Q From Paul Lawrence: I didn’t see on the lam in your index, and it came up today in a conversation about my neighbors. Don’t ask!
A But you’re asking, right?
On the lam has had a good life. It appeared near the end of the nineteenth century and is still common. To be on the lam is to be on the run from the police or to have escaped from prison.
In its quest to find a suspected domestic terrorist on the lam for a decade, the FBI on Friday began placing his image on billboards across the country.
Daily Herald (Arlington Heights, Illinois), 1 Mar. 2014.
Another form has been take it on the lam, as in this example from the period of mobsters and hard-boiled detectives:
He heard the shots, saw the kid tear down the steps, jump into a big sedan and take it on the lam.
Trouble is my Business, by Raymond Chandler, 1934.
Lam goes back a lot further than these modern senses. It may be from a Scandinavian source — dictionaries mention the Old Norse lemja, literally to lame but usually meaning to give a beating, and the Danish and Norwegian lamme, to paralyse.

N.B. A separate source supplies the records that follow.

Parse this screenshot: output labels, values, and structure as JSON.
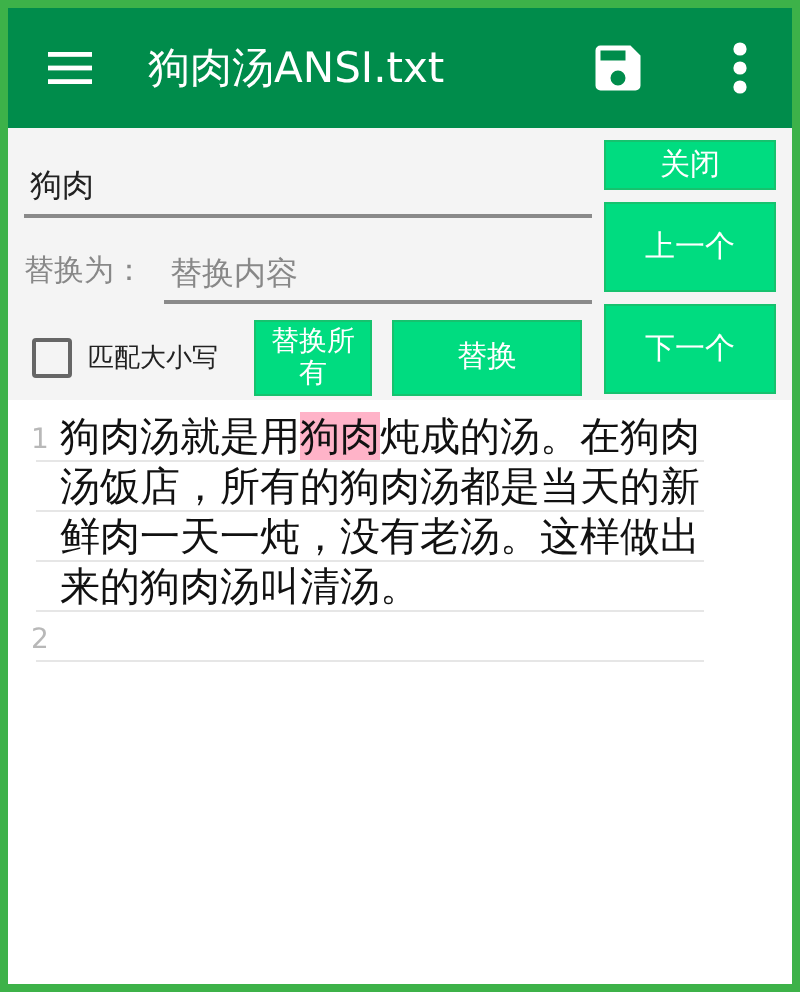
{
  "app_bar": {
    "title": "狗肉汤ANSI.txt"
  },
  "find_panel": {
    "search": {
      "value": "狗肉"
    },
    "replace": {
      "label": "替换为：",
      "placeholder": "替换内容"
    },
    "match_case": {
      "label": "匹配大小写",
      "checked": false
    },
    "buttons": [
      {
        "kind": "close",
        "label": "关闭"
      },
      {
        "kind": "previous",
        "label": "上一个"
      },
      {
        "kind": "replace_all",
        "label": "替换所有"
      },
      {
        "kind": "replace",
        "label": "替换"
      },
      {
        "kind": "next",
        "label": "下一个"
      }
    ]
  },
  "editor": {
    "lines": [
      {
        "number": "1",
        "segments": [
          {
            "text": "狗肉汤就是用",
            "highlighted": false
          },
          {
            "text": "狗肉",
            "highlighted": true
          },
          {
            "text": "炖成的汤。在狗肉汤饭店，所有的狗肉汤都是当天的新鲜肉一天一炖，没有老汤。这样做出来的狗肉汤叫清汤。",
            "highlighted": false
          }
        ]
      },
      {
        "number": "2"
      }
    ]
  }
}
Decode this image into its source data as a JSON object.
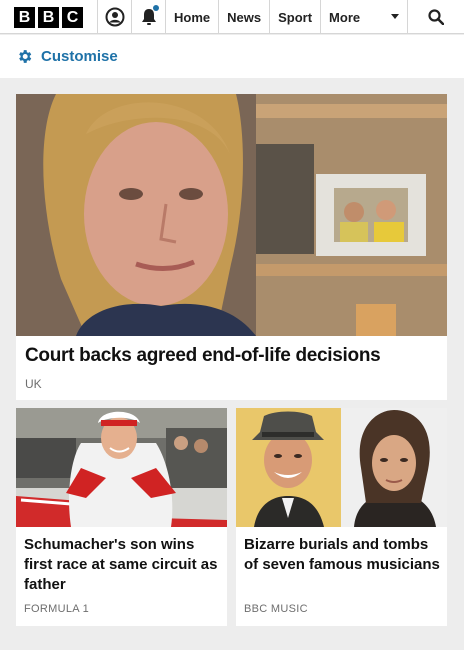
{
  "header": {
    "logo_letters": [
      "B",
      "B",
      "C"
    ],
    "nav": {
      "home": "Home",
      "news": "News",
      "sport": "Sport",
      "more": "More"
    }
  },
  "customise": {
    "label": "Customise",
    "icon": "gear-icon"
  },
  "hero": {
    "title": "Court backs agreed end-of-life decisions",
    "tag": "UK"
  },
  "cards": [
    {
      "title": "Schumacher's son wins first race at same circuit as father",
      "tag": "FORMULA 1"
    },
    {
      "title": "Bizarre burials and tombs of seven famous musicians",
      "tag": "BBC MUSIC"
    }
  ],
  "colors": {
    "accent": "#1f72a8",
    "notification_dot": "#1f72a8",
    "page_bg": "#ededed"
  }
}
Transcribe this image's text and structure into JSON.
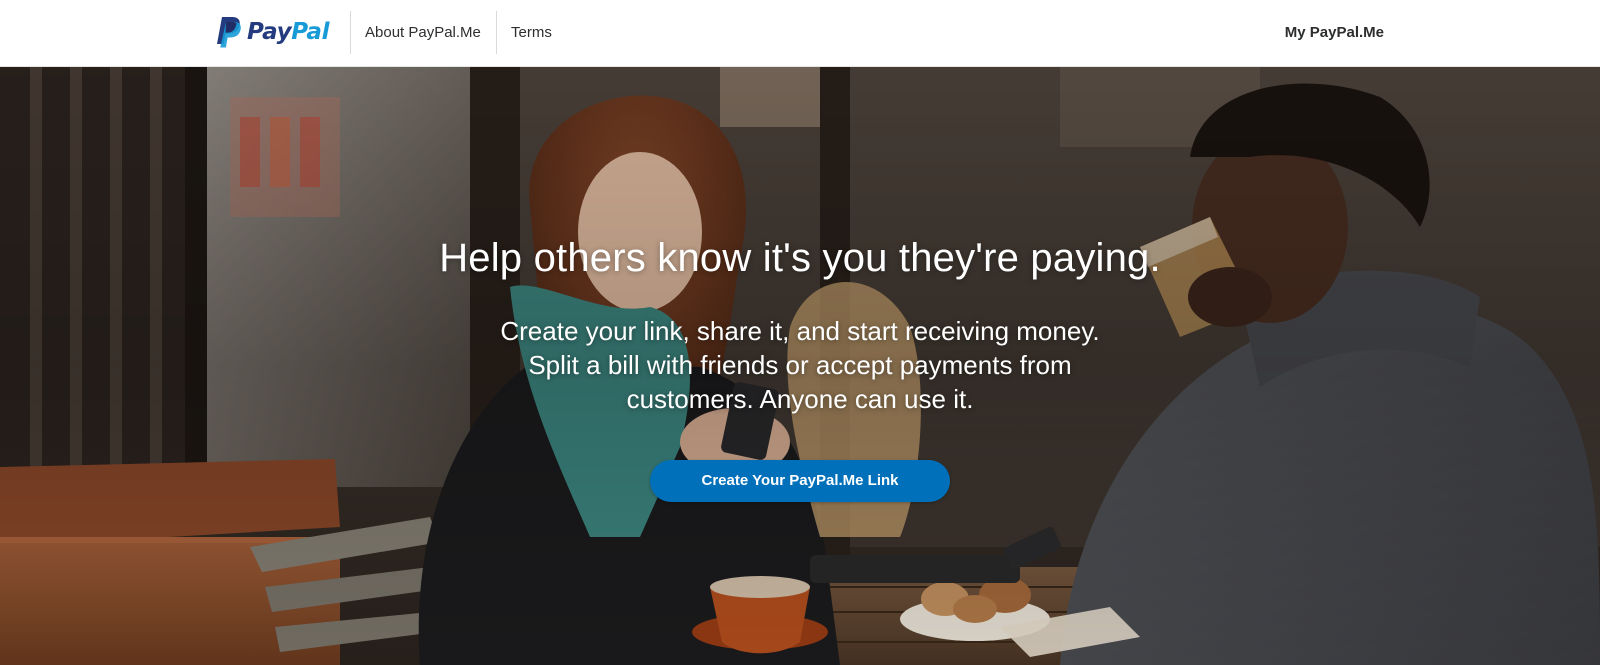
{
  "header": {
    "logo": {
      "pay": "Pay",
      "pal": "Pal",
      "alt": "PayPal"
    },
    "nav": {
      "about": "About PayPal.Me",
      "terms": "Terms",
      "my_paypal_me": "My PayPal.Me"
    }
  },
  "hero": {
    "title": "Help others know it's you they're paying.",
    "text": "Create your link, share it, and start receiving money. Split a bill with friends or accept payments from customers. Anyone can use it.",
    "cta_label": "Create Your PayPal.Me Link",
    "background_image": "cafe-photo"
  },
  "colors": {
    "brand_dark_blue": "#253b80",
    "brand_light_blue": "#179bd7",
    "button_blue": "#0070ba",
    "header_bg": "#ffffff",
    "nav_text": "#2c2e2f"
  }
}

When lam came into English in the late 1500s it retained the Old Norse sense of beating soundly or thrashing.
Shortly afterwards it was extended to lambaste, a doublet that added emphasis by including the older baste of similar meaning that’s also from Old Norse (there’s no connection so far as we know with the cookery or sewing senses). Nowadays, lambaste means to criticise harshly with no implication of physical force, but that’s a nineteenth-century shift.
Unlike lambaste, lam and its close relatives have kept the same sense down to modern times:
Three of the guards will come in with belts. They’ll lam into me until they can’t lam into me any more. Every day for a week, they’ll do that.
Come Easy — Go Easy, by James Hadley Chase, 1960.
These are odd origins for a word that has also come to mean moving rapidly away from trouble. Lam in this sense is American, from the 1880s. It’s most probably a joke, a play on beat it from the same period for leaving in haste. That can be traced to seventeenth-century phrases such as beating a path or beating the hoof, the image being of one’s feet or horse’s hooves trampling the ground.
Search World Wide Words
Recently added or updated
Not my pigeon; Subnivean; Black as Newgate knocker; Boxing Day; Chalazion; Fizgig; Spin a yarn; What am I? Chopped liver?; Happy as a sandboy; Tomfoolery; Fair to middling; So help me Hannah; Joe Soap; Nimrod; Isabelline; No soap; Umquhile; Steal one’s thunder; Katy bar the door; Simoleon.
Support World Wide Words!
Donate via PayPal. Select your currency from the list and click Donate.